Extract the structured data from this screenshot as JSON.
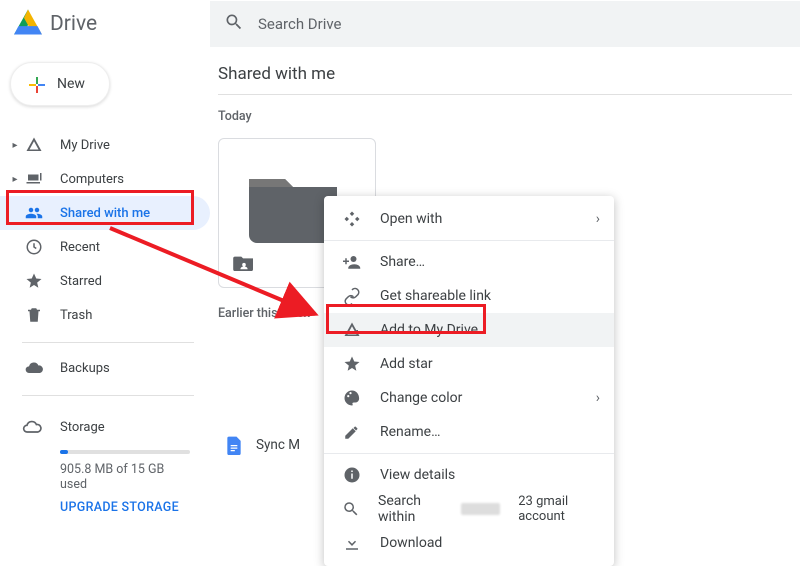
{
  "app": {
    "title": "Drive"
  },
  "search": {
    "placeholder": "Search Drive"
  },
  "new_button": {
    "label": "New"
  },
  "sidebar": {
    "items": [
      {
        "label": "My Drive"
      },
      {
        "label": "Computers"
      },
      {
        "label": "Shared with me"
      },
      {
        "label": "Recent"
      },
      {
        "label": "Starred"
      },
      {
        "label": "Trash"
      },
      {
        "label": "Backups"
      }
    ],
    "storage": {
      "title": "Storage",
      "used_text": "905.8 MB of 15 GB used",
      "upgrade": "UPGRADE STORAGE"
    }
  },
  "main": {
    "title": "Shared with me",
    "section_today": "Today",
    "section_earlier": "Earlier this week",
    "doc_name": "Sync M"
  },
  "context_menu": {
    "open_with": "Open with",
    "share": "Share…",
    "get_link": "Get shareable link",
    "add_drive": "Add to My Drive",
    "add_star": "Add star",
    "change_color": "Change color",
    "rename": "Rename…",
    "view_details": "View details",
    "search_within": "Search within",
    "search_suffix": "23 gmail account",
    "download": "Download"
  }
}
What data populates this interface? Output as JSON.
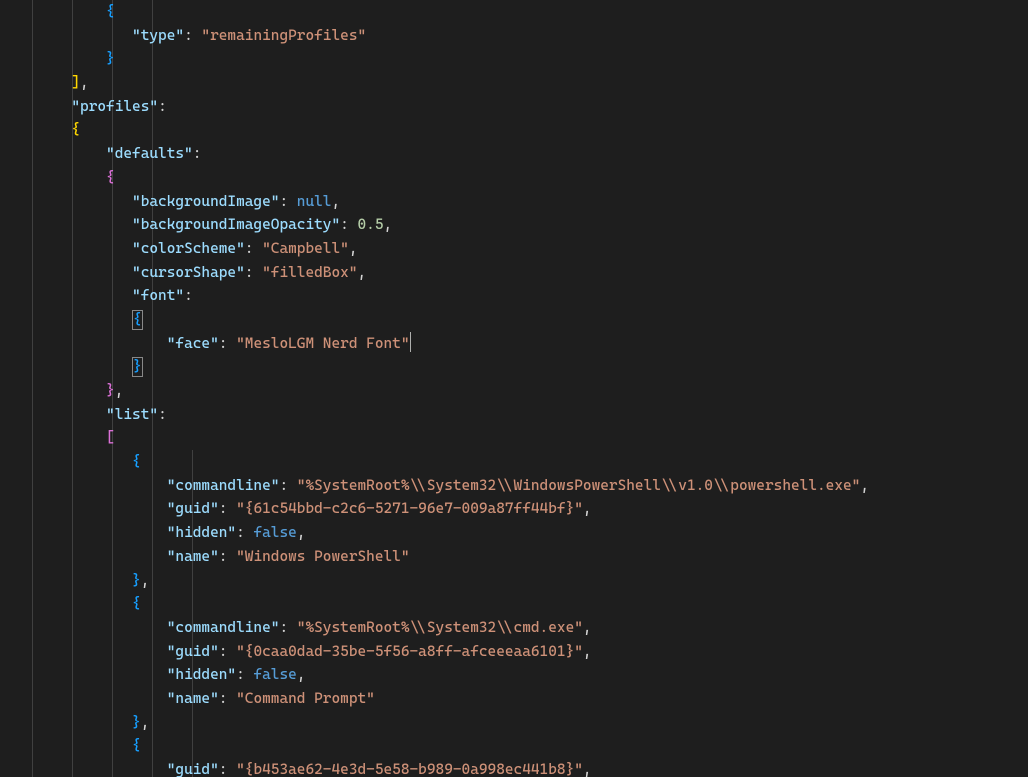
{
  "tokens": {
    "t_type": "\"type\"",
    "t_remaining": "\"remainingProfiles\"",
    "t_profiles": "\"profiles\"",
    "t_defaults": "\"defaults\"",
    "t_backgroundImage": "\"backgroundImage\"",
    "t_null": "null",
    "t_backgroundImageOpacity": "\"backgroundImageOpacity\"",
    "t_opacity_val": "0.5",
    "t_colorScheme": "\"colorScheme\"",
    "t_campbell": "\"Campbell\"",
    "t_cursorShape": "\"cursorShape\"",
    "t_filledBox": "\"filledBox\"",
    "t_font": "\"font\"",
    "t_face": "\"face\"",
    "t_meslo": "\"MesloLGM Nerd Font\"",
    "t_list": "\"list\"",
    "t_commandline": "\"commandline\"",
    "t_guid": "\"guid\"",
    "t_hidden": "\"hidden\"",
    "t_false": "false",
    "t_name": "\"name\"",
    "t_ps_cmd": "\"%SystemRoot%\\\\System32\\\\WindowsPowerShell\\\\v1.0\\\\powershell.exe\"",
    "t_ps_guid": "\"{61c54bbd-c2c6-5271-96e7-009a87ff44bf}\"",
    "t_ps_name": "\"Windows PowerShell\"",
    "t_cmd_cmd": "\"%SystemRoot%\\\\System32\\\\cmd.exe\"",
    "t_cmd_guid": "\"{0caa0dad-35be-5f56-a8ff-afceeeaa6101}\"",
    "t_cmd_name": "\"Command Prompt\"",
    "t_azure_guid": "\"{b453ae62-4e3d-5e58-b989-0a998ec441b8}\""
  },
  "colors": {
    "background": "#1e1e1e",
    "property": "#9cdcfe",
    "string": "#ce9178",
    "number": "#b5cea8",
    "constant": "#569cd6",
    "bracket_pink": "#da70d6",
    "bracket_yellow": "#ffd700",
    "bracket_blue": "#179fff"
  }
}
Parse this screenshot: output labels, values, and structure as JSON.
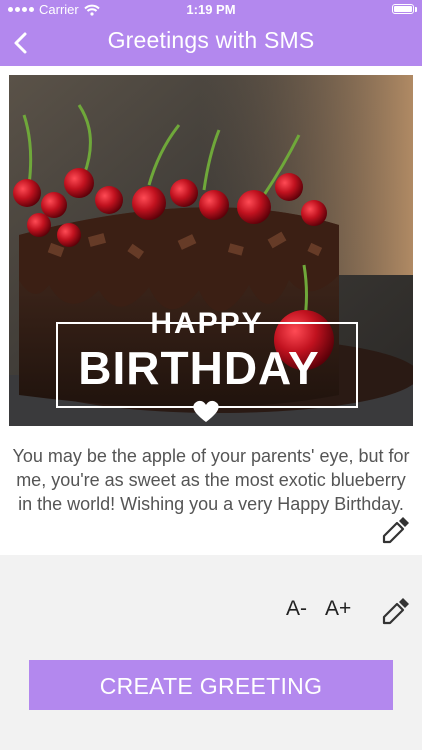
{
  "status_bar": {
    "carrier": "Carrier",
    "time": "1:19 PM"
  },
  "nav": {
    "title": "Greetings with SMS",
    "back_icon": "chevron-left-icon"
  },
  "card": {
    "image_description_icon": "birthday-cake-image",
    "line1": "HAPPY",
    "line2": "BIRTHDAY",
    "heart_icon": "heart-icon"
  },
  "message": "You may be the apple of your parents' eye, but for me, you're as sweet as the most exotic blueberry in the world! Wishing you a very Happy Birthday.",
  "controls": {
    "decrease": "A-",
    "increase": "A+",
    "color_picker_icon": "eyedropper-icon"
  },
  "action": {
    "create_label": "CREATE GREETING"
  },
  "colors": {
    "accent": "#b388ee",
    "text": "#555555"
  }
}
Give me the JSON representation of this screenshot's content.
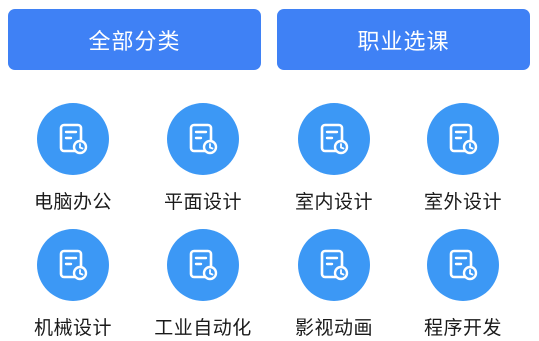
{
  "tabs": [
    {
      "label": "全部分类"
    },
    {
      "label": "职业选课"
    }
  ],
  "categories": [
    {
      "label": "电脑办公",
      "icon": "course-doc-icon"
    },
    {
      "label": "平面设计",
      "icon": "course-doc-icon"
    },
    {
      "label": "室内设计",
      "icon": "course-doc-icon"
    },
    {
      "label": "室外设计",
      "icon": "course-doc-icon"
    },
    {
      "label": "机械设计",
      "icon": "course-doc-icon"
    },
    {
      "label": "工业自动化",
      "icon": "course-doc-icon"
    },
    {
      "label": "影视动画",
      "icon": "course-doc-icon"
    },
    {
      "label": "程序开发",
      "icon": "course-doc-icon"
    }
  ],
  "colors": {
    "tab_bg": "#3f81f5",
    "icon_bg": "#3c98f5",
    "text": "#1a1a1a"
  }
}
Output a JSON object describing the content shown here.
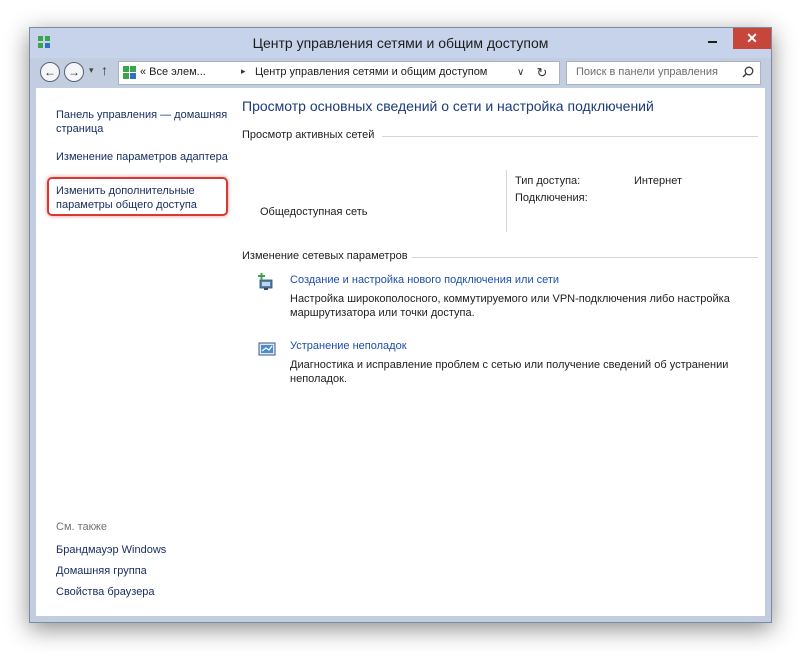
{
  "window": {
    "title": "Центр управления сетями и общим доступом",
    "close_glyph": "✕"
  },
  "nav": {
    "back_glyph": "←",
    "forward_glyph": "→",
    "dropdown_glyph": "▾",
    "up_glyph": "↑"
  },
  "address": {
    "crumb_root": "« Все элем...",
    "crumb_separator": "▸",
    "crumb_current": "Центр управления сетями и общим доступом",
    "dropdown_glyph": "∨",
    "refresh_glyph": "↻"
  },
  "search": {
    "placeholder": "Поиск в панели управления"
  },
  "sidebar": {
    "home_link": "Панель управления — домашняя страница",
    "adapter_link": "Изменение параметров адаптера",
    "sharing_link": "Изменить дополнительные параметры общего доступа",
    "see_also_title": "См. также",
    "see_also": [
      "Брандмауэр Windows",
      "Домашняя группа",
      "Свойства браузера"
    ]
  },
  "main": {
    "title": "Просмотр основных сведений о сети и настройка подключений",
    "active_networks_title": "Просмотр активных сетей",
    "network_name": "Общедоступная сеть",
    "access_type_label": "Тип доступа:",
    "access_type_value": "Интернет",
    "connections_label": "Подключения:",
    "change_settings_title": "Изменение сетевых параметров",
    "tasks": [
      {
        "link": "Создание и настройка нового подключения или сети",
        "desc": "Настройка широкополосного, коммутируемого или VPN-подключения либо настройка маршрутизатора или точки доступа."
      },
      {
        "link": "Устранение неполадок",
        "desc": "Диагностика и исправление проблем с сетью или получение сведений об устранении неполадок."
      }
    ]
  },
  "colors": {
    "titlebar": "#c6d3ea",
    "close_button": "#c7463b",
    "link": "#1d4fa8",
    "heading": "#1c3a7c",
    "highlight": "#d33a37"
  }
}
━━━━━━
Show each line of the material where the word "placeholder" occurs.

:: Response ::
    "placeholder": "Search Drive"
    "placeholder": "Поиск в панели управления"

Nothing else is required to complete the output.